And so it begins once again. And so it ends.
The stargazers tell us that when we look deep into the Night Sky, were are looking back in Time. Even at the speed of light, we can only see the stars as they once were, not as they are now. Hence, when we cast our gaze Skyward, we peer into our past.
It is always in Faroff Heaven where we seek our Origin. The foundational myth any state tells itself is of the separation between Earth and Heaven, because those in power cannot maintain it through divine right if the divine is accessible to anyone. And the Origin Story is always the tale which explains to us why the world is the way that it is. Our Natural Order issued to us from an aloof and distant land in a time so long ago it cannot be changed any longer. When Heaven is removed from us Heaven becomes banal. Or perhaps another Lament for a lost Golden Age, lost so long ago it might as well have been in Heaven? Some stories tell us how to get along with each other or how we might learn something of the nature of other living things. Some stories are alive themselves, giving us advice befitting our joint lives right now. What is the lesson you take from the story of your own creation?
Sometimes the entire world changes in a single moment, like the shifting winds, and a new Reality is born.

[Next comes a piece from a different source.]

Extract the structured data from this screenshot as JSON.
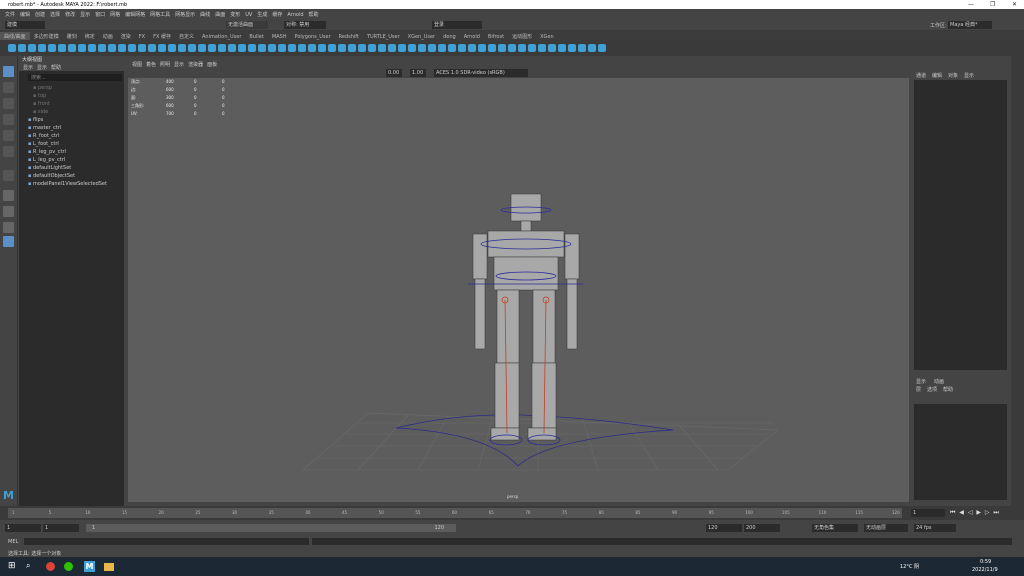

This is the real story of what happened with the Nintendo Wii. Although not created explicitly to compete with the Microsoft XBOX, its closest analog, the Nintendo GameCube had sat comfortably alongside it and the Sony PlayStation 2 for half a generation (Factor 5, Nintendo’s shield-sister, had in fact requested the GameCube to be a more competitively powerful console, and helped co-develop it). And this had been the tradition: While the Famicom had been more or less in a class of its own, the Super Famicom had been created as a direct response to the SEGA Mega Drive (or rather, the Genesis, as North America was the true stage for that conflict) and there was much more parity between the Nintendo 64 and PlayStation than people wanted to admit. And while the GameCube had struggled, the larger concern was that video games were becoming far too exclusive. Fewer people played video games overall than in decades past, and many people who used to play played no longer. So it was decided by both former president of Nintendo Hiroshi Yamauchi and then-current president Satoru Iwata that the GameCube’s successor would push inclusivity, approachability and accessibility above all else.
Nintendo decided to cut costs for both them and their users by effectively recycling and updating the technology used in the Nintendo GameCube and, after seeing a promising pitch for motion-sensitive video game controllers inspired by flight simulation from Gryration, Inc., the Wii’s final design and ethos was crystallized. Gyration had tried to pitch the concept to Nintendo’s competitors first, but had been literally laughed at.…